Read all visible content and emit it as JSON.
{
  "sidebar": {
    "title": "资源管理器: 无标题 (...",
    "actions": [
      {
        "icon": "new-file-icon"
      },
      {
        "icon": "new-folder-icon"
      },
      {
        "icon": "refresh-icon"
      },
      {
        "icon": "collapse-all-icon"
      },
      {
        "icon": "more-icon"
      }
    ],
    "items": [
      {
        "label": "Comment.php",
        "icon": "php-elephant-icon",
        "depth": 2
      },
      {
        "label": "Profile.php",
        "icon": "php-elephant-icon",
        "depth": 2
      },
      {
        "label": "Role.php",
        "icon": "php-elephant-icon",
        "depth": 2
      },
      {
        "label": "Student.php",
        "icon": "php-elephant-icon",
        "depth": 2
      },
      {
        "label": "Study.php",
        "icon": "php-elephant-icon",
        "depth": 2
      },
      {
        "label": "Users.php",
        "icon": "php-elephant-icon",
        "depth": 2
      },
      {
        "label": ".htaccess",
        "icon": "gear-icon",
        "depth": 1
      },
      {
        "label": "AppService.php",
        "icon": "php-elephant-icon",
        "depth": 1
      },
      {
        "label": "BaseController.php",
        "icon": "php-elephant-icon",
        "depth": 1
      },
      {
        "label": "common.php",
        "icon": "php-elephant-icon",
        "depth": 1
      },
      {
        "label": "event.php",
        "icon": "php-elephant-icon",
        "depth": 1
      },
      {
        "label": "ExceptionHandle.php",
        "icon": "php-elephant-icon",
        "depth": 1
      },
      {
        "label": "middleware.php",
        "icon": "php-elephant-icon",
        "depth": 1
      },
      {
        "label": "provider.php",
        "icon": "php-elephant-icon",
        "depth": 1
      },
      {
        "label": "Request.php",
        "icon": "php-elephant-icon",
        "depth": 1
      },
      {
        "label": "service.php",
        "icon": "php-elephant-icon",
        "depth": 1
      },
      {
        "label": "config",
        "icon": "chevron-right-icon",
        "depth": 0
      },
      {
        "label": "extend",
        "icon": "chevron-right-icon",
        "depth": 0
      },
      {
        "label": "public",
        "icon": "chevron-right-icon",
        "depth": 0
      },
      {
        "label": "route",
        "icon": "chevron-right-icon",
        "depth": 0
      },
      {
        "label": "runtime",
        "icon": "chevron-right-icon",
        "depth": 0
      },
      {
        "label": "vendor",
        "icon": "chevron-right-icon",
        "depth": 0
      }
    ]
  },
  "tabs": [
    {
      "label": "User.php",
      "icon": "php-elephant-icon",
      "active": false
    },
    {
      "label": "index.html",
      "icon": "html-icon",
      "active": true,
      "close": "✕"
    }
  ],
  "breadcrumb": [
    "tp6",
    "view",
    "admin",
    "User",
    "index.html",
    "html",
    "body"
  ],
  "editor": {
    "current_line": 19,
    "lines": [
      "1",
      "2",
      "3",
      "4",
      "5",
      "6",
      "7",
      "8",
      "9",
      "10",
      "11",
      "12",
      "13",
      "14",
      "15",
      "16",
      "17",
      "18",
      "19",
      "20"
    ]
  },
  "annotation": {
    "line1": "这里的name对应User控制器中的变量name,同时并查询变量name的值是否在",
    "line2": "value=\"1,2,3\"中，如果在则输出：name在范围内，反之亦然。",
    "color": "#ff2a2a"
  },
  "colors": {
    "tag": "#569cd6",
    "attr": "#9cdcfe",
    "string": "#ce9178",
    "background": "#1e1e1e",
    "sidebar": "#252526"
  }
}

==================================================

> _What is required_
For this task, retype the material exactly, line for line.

> _Result for this task_
Read all visible content and emit it as JSON.
{
  "sidebar": {
    "title": "资源管理器: 无标题 (...",
    "actions": [
      {
        "icon": "new-file-icon"
      },
      {
        "icon": "new-folder-icon"
      },
      {
        "icon": "refresh-icon"
      },
      {
        "icon": "collapse-all-icon"
      },
      {
        "icon": "more-icon"
      }
    ],
    "items": [
      {
        "label": "Comment.php",
        "icon": "php-elephant-icon",
        "depth": 2
      },
      {
        "label": "Profile.php",
        "icon": "php-elephant-icon",
        "depth": 2
      },
      {
        "label": "Role.php",
        "icon": "php-elephant-icon",
        "depth": 2
      },
      {
        "label": "Student.php",
        "icon": "php-elephant-icon",
        "depth": 2
      },
      {
        "label": "Study.php",
        "icon": "php-elephant-icon",
        "depth": 2
      },
      {
        "label": "Users.php",
        "icon": "php-elephant-icon",
        "depth": 2
      },
      {
        "label": ".htaccess",
        "icon": "gear-icon",
        "depth": 1
      },
      {
        "label": "AppService.php",
        "icon": "php-elephant-icon",
        "depth": 1
      },
      {
        "label": "BaseController.php",
        "icon": "php-elephant-icon",
        "depth": 1
      },
      {
        "label": "common.php",
        "icon": "php-elephant-icon",
        "depth": 1
      },
      {
        "label": "event.php",
        "icon": "php-elephant-icon",
        "depth": 1
      },
      {
        "label": "ExceptionHandle.php",
        "icon": "php-elephant-icon",
        "depth": 1
      },
      {
        "label": "middleware.php",
        "icon": "php-elephant-icon",
        "depth": 1
      },
      {
        "label": "provider.php",
        "icon": "php-elephant-icon",
        "depth": 1
      },
      {
        "label": "Request.php",
        "icon": "php-elephant-icon",
        "depth": 1
      },
      {
        "label": "service.php",
        "icon": "php-elephant-icon",
        "depth": 1
      },
      {
        "label": "config",
        "icon": "chevron-right-icon",
        "depth": 0
      },
      {
        "label": "extend",
        "icon": "chevron-right-icon",
        "depth": 0
      },
      {
        "label": "public",
        "icon": "chevron-right-icon",
        "depth": 0
      },
      {
        "label": "route",
        "icon": "chevron-right-icon",
        "depth": 0
      },
      {
        "label": "runtime",
        "icon": "chevron-right-icon",
        "depth": 0
      },
      {
        "label": "vendor",
        "icon": "chevron-right-icon",
        "depth": 0
      }
    ]
  },
  "tabs": [
    {
      "label": "User.php",
      "icon": "php-elephant-icon",
      "active": false
    },
    {
      "label": "index.html",
      "icon": "html-icon",
      "active": true,
      "close": "✕"
    }
  ],
  "breadcrumb": [
    "tp6",
    "view",
    "admin",
    "User",
    "index.html",
    "html",
    "body"
  ],
  "editor": {
    "current_line": 19,
    "lines": [
      "1",
      "2",
      "3",
      "4",
      "5",
      "6",
      "7",
      "8",
      "9",
      "10",
      "11",
      "12",
      "13",
      "14",
      "15",
      "16",
      "17",
      "18",
      "19",
      "20"
    ]
  },
  "annotation": {
    "line1": "这里的name对应User控制器中的变量name,同时并查询变量name的值是否在",
    "line2": "value=\"1,2,3\"中，如果在则输出：name在范围内，反之亦然。",
    "color": "#ff2a2a"
  },
  "colors": {
    "tag": "#569cd6",
    "attr": "#9cdcfe",
    "string": "#ce9178",
    "background": "#1e1e1e",
    "sidebar": "#252526"
  }
}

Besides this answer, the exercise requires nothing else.